Trust and tribulation online

Written by Rakesh Raman | Updated: Jan 4 2008, 05:35am hrs
Can you visualise a market in which marketers sit idle and consumers peddle their products to fellow consumers Sounds cock-eyed, but it might happen. The way social networking is spreading its tentacles in the web world, consumers are likely to buy more of what others recommend. At least thats what most e-commerce proponents believe.

There are already plenty of online sites that encourage users to write reviews on different items for others to know their pains or pleasures. And this is gaining gigabytes in cyberspace. Consumer-to-consumer (C2C) marketing is now called social commerce. A recent study done by the Net usage measurement company comScore and media research firm Kelsey analysed the impact of consumer-generated reviews on the price consumers were willing to pay for services delivered offline. The study, based on a survey of over 2,000 US Internet users, revealed that consumers were willing to pay at least 20% more for services receiving an excellent or 5-star rating than for the same service receiving a good or 4-star rating. The survey covered services such as restaurants, hotels and travel. And one-fourth of users preferred to check online reviews before buying a service offered offline.

Okay, all this may be true in the case of services. But what about, say, consumer durables like fridges, game consoles, cellphones and laptops The social marketing model here looks hazy. Few would shell out capital simply on the word-of-mouse of fellow Net users, most of whom are too nave to offer reliable advice on the features of, say, a tech gadget. This is especially true for a developing market like India, with most users interested only in basic product features.

Take mobiles, for instance.
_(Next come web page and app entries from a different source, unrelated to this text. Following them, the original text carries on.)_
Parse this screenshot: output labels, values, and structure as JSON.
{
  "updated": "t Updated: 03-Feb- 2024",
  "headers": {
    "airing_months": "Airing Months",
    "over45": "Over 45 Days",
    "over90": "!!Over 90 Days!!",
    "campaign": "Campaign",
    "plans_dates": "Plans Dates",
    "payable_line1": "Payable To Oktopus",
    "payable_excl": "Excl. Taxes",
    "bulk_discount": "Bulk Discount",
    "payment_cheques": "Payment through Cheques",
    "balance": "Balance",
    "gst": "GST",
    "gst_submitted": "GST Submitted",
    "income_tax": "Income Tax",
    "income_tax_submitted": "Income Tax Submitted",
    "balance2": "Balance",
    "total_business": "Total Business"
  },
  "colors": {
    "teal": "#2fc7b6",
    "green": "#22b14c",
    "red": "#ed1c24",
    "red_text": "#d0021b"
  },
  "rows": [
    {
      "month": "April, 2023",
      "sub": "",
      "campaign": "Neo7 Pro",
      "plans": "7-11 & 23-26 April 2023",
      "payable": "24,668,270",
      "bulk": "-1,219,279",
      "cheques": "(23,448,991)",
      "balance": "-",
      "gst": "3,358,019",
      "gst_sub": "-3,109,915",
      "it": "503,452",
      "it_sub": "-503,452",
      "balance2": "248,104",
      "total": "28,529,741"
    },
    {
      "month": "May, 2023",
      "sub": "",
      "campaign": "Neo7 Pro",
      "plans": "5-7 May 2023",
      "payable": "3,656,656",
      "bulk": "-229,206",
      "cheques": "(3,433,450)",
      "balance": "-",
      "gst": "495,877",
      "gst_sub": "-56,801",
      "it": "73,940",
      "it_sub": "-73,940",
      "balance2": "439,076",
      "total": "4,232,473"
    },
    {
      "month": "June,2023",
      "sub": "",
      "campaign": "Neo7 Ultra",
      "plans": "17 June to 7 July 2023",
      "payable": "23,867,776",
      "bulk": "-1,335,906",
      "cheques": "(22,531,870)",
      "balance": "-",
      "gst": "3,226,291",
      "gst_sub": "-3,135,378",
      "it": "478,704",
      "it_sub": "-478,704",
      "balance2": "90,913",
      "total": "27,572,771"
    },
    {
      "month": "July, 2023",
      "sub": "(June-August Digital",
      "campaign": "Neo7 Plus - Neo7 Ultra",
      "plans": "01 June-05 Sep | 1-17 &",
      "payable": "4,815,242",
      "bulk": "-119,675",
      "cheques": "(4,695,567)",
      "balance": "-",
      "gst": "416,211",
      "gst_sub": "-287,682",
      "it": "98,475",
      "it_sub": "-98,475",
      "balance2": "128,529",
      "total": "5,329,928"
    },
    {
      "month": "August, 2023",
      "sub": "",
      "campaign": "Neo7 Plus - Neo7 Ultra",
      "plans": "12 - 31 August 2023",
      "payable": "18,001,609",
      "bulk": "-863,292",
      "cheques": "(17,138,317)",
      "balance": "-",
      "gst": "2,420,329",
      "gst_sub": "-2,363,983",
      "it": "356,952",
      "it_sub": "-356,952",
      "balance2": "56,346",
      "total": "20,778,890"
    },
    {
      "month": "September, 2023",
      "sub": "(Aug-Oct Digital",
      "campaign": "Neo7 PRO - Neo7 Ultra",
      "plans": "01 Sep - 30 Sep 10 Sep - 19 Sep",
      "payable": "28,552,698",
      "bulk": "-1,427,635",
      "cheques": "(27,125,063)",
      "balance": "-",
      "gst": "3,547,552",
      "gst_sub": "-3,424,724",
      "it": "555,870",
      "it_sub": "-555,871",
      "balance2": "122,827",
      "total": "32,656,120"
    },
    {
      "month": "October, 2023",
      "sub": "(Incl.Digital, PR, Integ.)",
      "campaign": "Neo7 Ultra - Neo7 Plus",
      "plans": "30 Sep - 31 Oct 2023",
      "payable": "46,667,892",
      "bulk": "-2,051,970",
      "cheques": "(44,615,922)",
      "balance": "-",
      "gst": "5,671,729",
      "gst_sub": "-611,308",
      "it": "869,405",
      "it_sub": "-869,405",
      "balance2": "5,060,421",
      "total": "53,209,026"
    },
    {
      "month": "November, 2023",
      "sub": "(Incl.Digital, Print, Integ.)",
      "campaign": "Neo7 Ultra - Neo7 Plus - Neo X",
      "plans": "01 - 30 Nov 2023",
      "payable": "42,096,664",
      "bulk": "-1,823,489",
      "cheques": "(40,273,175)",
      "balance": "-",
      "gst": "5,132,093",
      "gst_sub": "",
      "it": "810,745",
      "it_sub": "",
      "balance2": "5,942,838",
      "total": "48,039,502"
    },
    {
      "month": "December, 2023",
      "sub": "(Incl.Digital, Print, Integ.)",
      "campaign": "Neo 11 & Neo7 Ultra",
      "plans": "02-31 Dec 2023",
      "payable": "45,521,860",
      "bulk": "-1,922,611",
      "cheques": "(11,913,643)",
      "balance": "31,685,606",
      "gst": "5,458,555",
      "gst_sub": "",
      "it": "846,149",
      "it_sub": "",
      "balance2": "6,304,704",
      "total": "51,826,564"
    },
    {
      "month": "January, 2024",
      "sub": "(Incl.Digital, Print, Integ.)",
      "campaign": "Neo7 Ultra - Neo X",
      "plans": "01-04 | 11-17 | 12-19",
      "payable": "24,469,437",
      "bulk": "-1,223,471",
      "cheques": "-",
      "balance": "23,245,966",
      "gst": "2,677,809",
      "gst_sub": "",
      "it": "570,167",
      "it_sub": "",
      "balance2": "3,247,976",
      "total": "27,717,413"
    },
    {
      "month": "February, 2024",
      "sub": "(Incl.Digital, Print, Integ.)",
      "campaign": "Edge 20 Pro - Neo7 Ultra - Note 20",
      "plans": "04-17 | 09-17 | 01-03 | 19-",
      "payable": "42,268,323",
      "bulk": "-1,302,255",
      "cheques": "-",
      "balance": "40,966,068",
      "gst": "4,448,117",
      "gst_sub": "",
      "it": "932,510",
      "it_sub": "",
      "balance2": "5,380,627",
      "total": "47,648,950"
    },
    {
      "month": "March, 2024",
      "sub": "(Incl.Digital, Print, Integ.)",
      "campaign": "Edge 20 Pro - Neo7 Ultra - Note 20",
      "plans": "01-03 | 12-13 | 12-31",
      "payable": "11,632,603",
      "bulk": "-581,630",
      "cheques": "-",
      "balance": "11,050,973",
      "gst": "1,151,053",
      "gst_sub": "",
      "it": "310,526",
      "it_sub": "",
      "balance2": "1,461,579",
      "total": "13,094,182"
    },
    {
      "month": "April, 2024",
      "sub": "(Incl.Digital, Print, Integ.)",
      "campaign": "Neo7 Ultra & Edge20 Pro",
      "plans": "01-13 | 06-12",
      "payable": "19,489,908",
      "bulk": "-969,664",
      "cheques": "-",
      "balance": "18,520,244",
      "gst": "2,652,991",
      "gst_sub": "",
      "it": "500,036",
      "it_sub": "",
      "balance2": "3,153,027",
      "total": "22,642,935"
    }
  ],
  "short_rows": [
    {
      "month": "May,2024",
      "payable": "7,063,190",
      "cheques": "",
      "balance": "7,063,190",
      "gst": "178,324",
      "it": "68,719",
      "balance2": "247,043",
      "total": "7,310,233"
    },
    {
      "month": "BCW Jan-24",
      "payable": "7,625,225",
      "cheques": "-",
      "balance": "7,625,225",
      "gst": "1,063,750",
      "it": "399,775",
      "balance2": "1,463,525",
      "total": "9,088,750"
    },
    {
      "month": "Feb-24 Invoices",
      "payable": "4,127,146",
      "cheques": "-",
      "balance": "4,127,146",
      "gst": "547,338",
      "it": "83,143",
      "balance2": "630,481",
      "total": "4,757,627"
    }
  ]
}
As most use their phones for plain voice calls or SMS, they will hardly be interested in knowing more from others. Consumer reviews can be helpful if people want additional information on the usage of mobile data services, which are complex, expensive and understood by only a few who actually use them in India. Likewise, user comments on wireless Internet connectivity, wi-fi, on laptops can be useful, but its usage too is scarce. Theres hardly any community of advanced consumers who want to share information with other remote users.

Basic product features are common to almost all brands in every product category. So, price becomes the purchase determinant. And user comments on pricing are irrelevant because prices are typically fixed and available on vendors sites.

All this leads us to a market paradigm of increasing commoditisation, where user-generated product reviews are redundant to most. If you plan to buy a laptop, for instance, a sketchy user comment like its display is not very good is not going to influence your purchase decision. Can a few comments by a handful of users matter Another factor that renders user-generated reviews useless is marketers tricks. Theres always the likelihood that some vendors write such online reviews themselves under vague identities in their own products favour just to hoodwink potential buyers. So, if trust other consumers they must, consumers should depend only on those they know, and with whom direct interaction is actually possible. Also, an experts advice could be helpfulsay, an editors reviews that appear on a trustworthy media website. In any case, random user reviews carried on assorted websites will only mislead buyers. And this user-generated data can never substitute the findings of systematic consumer market research on different parameters for different product categories.

Marketers would, of course, leave no stone unturned in creating online user communities around their offerings. Enhanced user involvement simply spells more sales. And social commerce offers a cost-effective marketing tool to attract more consumers and solicit consumer feedback for methodical analysis. However, if applied in a freewheeling fashion as its currently happeningsocial commerce would confuse more consumers than itd enthuse.

The writer is a technology market analyst. These are his personal views. Email: